The vacancies meant that no one currently employed was affected, Blake said.
“Nobody got fired, these positions were open.”
The impact on the faculty can, in turn, impact students with the class cancellations that occurred, Blake said. Most were under enrolled and offered at a different time, but rescheduling is still an inconvenience.
Anthony Moyer, a sociology major, said he had one of his core classes during summer 2012 cancelled due to lack of enrollment. He was able to take the social statistics course the following fall, but the time of the class “screwed up” the schedule he had already prepared for the semester.
In the English department, Shea, who serves as Chairman, said that no courses had to be cut although the fewer number of adjuncts sometimes means that a course might only be offered once a year, instead of once a semester.

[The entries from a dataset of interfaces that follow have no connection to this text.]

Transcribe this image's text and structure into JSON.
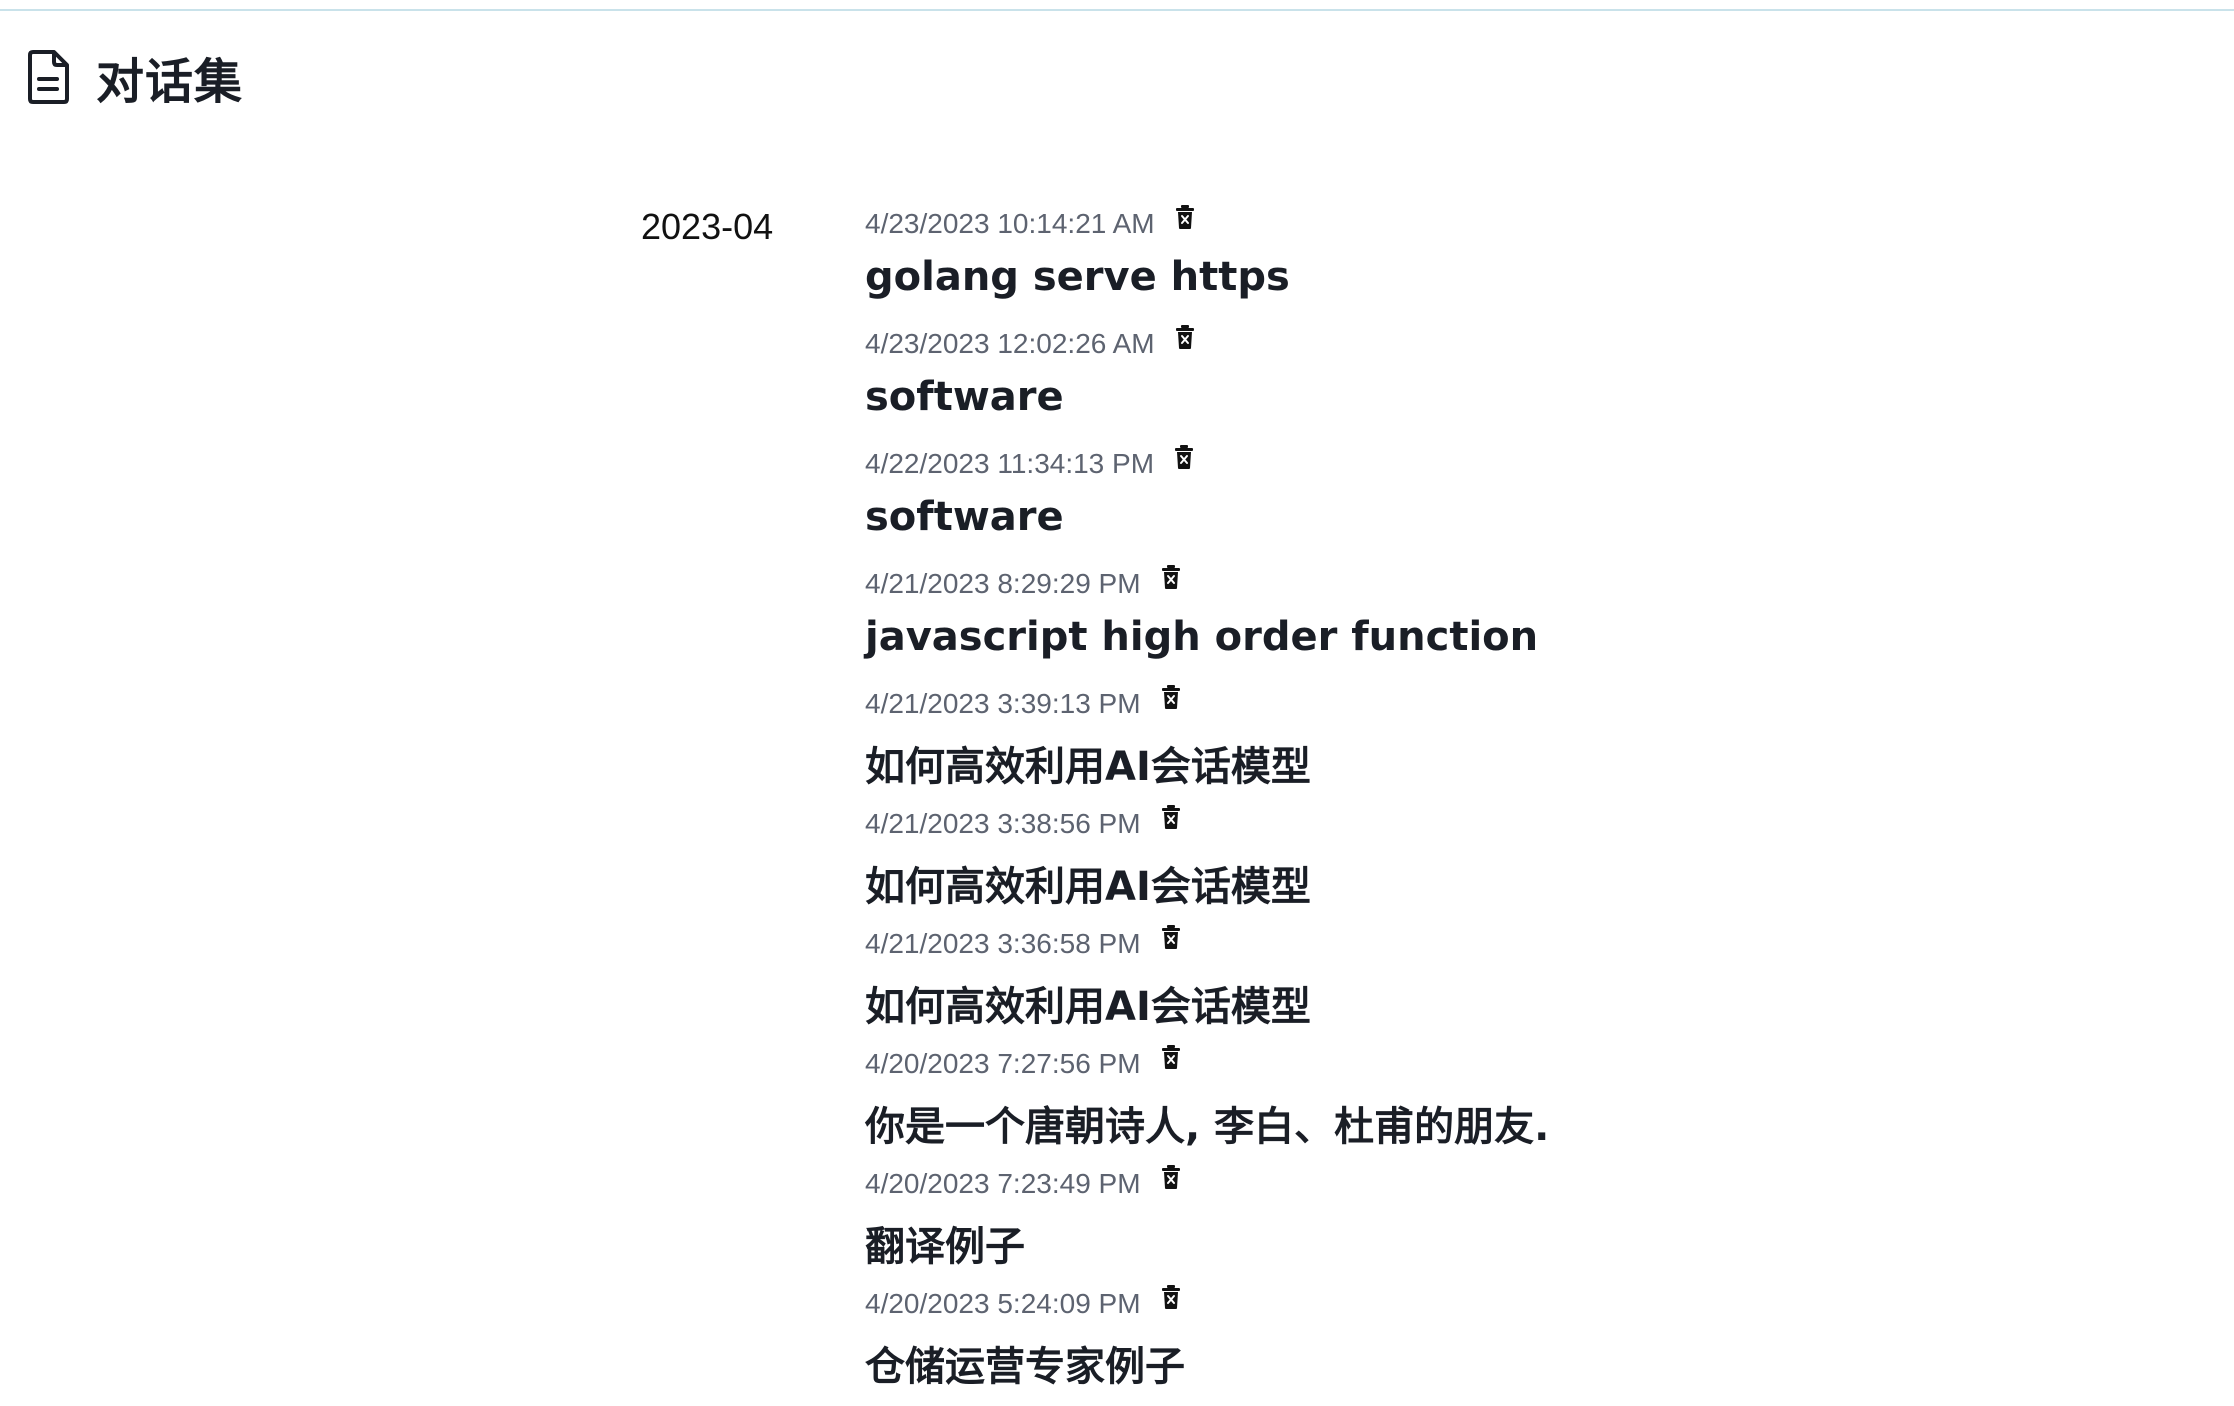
{
  "header": {
    "icon": "document-icon",
    "title": "对话集"
  },
  "groups": [
    {
      "month": "2023-04",
      "conversations": [
        {
          "time": "4/23/2023 10:14:21 AM",
          "title": "golang serve https"
        },
        {
          "time": "4/23/2023 12:02:26 AM",
          "title": "software"
        },
        {
          "time": "4/22/2023 11:34:13 PM",
          "title": "software"
        },
        {
          "time": "4/21/2023 8:29:29 PM",
          "title": "javascript high order function"
        },
        {
          "time": "4/21/2023 3:39:13 PM",
          "title": "如何高效利用AI会话模型"
        },
        {
          "time": "4/21/2023 3:38:56 PM",
          "title": "如何高效利用AI会话模型"
        },
        {
          "time": "4/21/2023 3:36:58 PM",
          "title": "如何高效利用AI会话模型"
        },
        {
          "time": "4/20/2023 7:27:56 PM",
          "title": "你是一个唐朝诗人, 李白、杜甫的朋友."
        },
        {
          "time": "4/20/2023 7:23:49 PM",
          "title": "翻译例子"
        },
        {
          "time": "4/20/2023 5:24:09 PM",
          "title": "仓储运营专家例子"
        }
      ]
    }
  ],
  "colors": {
    "text": "#1a1e26",
    "muted": "#5d6370",
    "top_rule": "#c9e2ea"
  }
}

“We are trying to adjust the class schedule to offer students the same opportunities with less,” Shea said.
He went on to say that overfilling classes is not the best solution to the faculty issue caused by the budget reduction.
“It is quality versus quantity,” Shea said. “When a class is overfilled, the students are getting a slightly less better education.”
Students who receive financial aid under the Connecticut Aid to Public Schools program had $509,000 reduced by the state, Blake said. Around 250 students who are in economic need would have been affected, Blake said, but Southern made up for the loss by using its own money.
Though no notification has come down yet, Blake said he also expects a reduction in Pell grants from the federal level in the future.
Adding problems to the reduced state funding is the decrease in enrollments, since tuition is a source of funding.
“The decline is significant, especially in the graduate department,” Blake said.
The budget update for fiscal year 2012, that is available on Southern’s website as a slide presentation, highlights the facts in numbers. Enrollment for the fall of 2010 was 11,964, which includes both undergraduate and graduate students whether full or part time. The goal for the fall of 2011 was set at 12,203; the actual enrollment was 670 students short at 11,533. As a result there was a negative impact on funds in the amount of $1,787,237 for fiscal year 2012.
The final slide of the presentation also contains a warning, “The current path that Southern is following…will not sustain Southern as the university we know today.”
Blake said he assumes that the rescission will carry forward to next year, so he and his co-workers have to manage the budget closely in order for the impact to be minimized.
“We are doing a great job of keeping the campus safe, clean, and healthy with the resources we have,” Blake said.